Goodwin may never have been a member of the Labour Party or of an anti-fascist organisation, but it is inescapable that his politics are not only notably 'left-centric', but tinged by the sort of wooly thinking that affects academics whose jobs have never been seriously threatened by immigration. Journalists, TV news anchors, academic researchers, lawyers, accountants, politicians - they are immune to its effects, because immigrants tend not to be any of these things or, if they are, English is generally not a first language for them, which severely limits their impact. Because of his own lack of personal contact with immigrants, he makes the assumption that the effects of immigration are spread evenly across all layers of society when in fact it is bottom heavy in jobs and trades where language is not a prime consideration: the blue-collar work of tradesmen, shop, bar and restaurant work, care work etc. Such thinking is a much more solid indicator of his class than his upper-middle class occupation: no true member of the proletariat would make such a fundamental error, for it is down here at the bottom of the social scale where we pay the bill for successive government's trendy, inclusive open borders policy.

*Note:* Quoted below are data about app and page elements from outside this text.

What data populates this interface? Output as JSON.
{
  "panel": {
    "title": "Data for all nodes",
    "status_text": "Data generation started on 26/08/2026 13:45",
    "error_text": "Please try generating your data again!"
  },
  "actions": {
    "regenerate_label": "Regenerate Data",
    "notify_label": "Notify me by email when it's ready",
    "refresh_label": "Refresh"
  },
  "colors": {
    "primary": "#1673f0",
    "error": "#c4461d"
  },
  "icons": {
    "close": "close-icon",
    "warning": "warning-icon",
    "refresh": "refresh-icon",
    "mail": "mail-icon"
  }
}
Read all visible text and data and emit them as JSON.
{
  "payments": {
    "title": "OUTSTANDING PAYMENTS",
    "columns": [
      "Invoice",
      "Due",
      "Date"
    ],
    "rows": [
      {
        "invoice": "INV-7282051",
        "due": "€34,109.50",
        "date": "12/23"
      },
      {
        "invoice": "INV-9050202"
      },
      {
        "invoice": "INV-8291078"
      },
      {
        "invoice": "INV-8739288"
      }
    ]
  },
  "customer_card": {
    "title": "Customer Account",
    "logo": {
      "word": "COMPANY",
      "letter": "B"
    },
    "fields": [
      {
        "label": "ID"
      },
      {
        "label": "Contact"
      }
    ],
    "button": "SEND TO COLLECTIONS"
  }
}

It is not Goodwin's fault, of course. Like most nice, middle class lads of his type, he has been comfortably insulated from the reality of life in the UK for many years, beavering away in his analyses of what he terms the 'far-right', attempting to link them to UKIP, and mixing almost exclusively with the Nick Lowles of this world. In such achingly trendy and politically correct circles, life centres around dreaming up ever more anodyne phrases to pigeonhole people by colour. BME, or Black/Ethnic Minority, is the current favourite - woe betide anyone who simply says 'black', while those who utter the word 'coloured' - as an octogenarian UKIP councillor discovered last month - are immediately strung Mussolini-like from the nearest lamp-post.
There is something really rather sad about an academic with so tenuous a grasp on what life is like outside his cloistered halls. As my long departed grandmother would have said of Mr Goodwin, "Plenty of book sense, but no common sense".